• _Problem details_: Scan the records for the string "Upload", then copy each line that has it.

*** Records provided ***

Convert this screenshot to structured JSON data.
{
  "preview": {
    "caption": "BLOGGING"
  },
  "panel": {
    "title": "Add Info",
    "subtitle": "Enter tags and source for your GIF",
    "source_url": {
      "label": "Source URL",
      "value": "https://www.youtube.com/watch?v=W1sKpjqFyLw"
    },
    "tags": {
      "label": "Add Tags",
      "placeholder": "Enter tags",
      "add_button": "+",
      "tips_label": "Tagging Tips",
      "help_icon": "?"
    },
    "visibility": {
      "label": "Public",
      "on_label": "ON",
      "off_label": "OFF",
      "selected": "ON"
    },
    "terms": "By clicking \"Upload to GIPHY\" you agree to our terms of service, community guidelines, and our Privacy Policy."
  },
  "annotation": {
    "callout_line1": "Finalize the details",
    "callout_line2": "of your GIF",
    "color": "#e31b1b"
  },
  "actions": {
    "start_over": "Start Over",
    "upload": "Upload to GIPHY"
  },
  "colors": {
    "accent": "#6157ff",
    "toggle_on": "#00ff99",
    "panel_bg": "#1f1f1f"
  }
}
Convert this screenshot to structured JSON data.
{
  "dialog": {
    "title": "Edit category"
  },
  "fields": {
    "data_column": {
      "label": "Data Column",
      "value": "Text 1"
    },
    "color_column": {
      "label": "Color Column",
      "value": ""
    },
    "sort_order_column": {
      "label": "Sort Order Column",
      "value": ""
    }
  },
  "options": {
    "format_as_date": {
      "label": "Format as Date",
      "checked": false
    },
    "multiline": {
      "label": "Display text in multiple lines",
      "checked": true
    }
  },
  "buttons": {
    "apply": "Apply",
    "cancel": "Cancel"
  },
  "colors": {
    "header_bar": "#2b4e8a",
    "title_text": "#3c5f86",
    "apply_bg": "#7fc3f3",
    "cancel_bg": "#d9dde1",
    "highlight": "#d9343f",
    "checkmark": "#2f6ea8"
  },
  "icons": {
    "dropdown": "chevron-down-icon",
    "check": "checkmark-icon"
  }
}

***

• _Response to this exercise_:
    "terms": "By clicking \"Upload to GIPHY\" you agree to our terms of service, community guidelines, and our Privacy Policy."
    "upload": "Upload to GIPHY"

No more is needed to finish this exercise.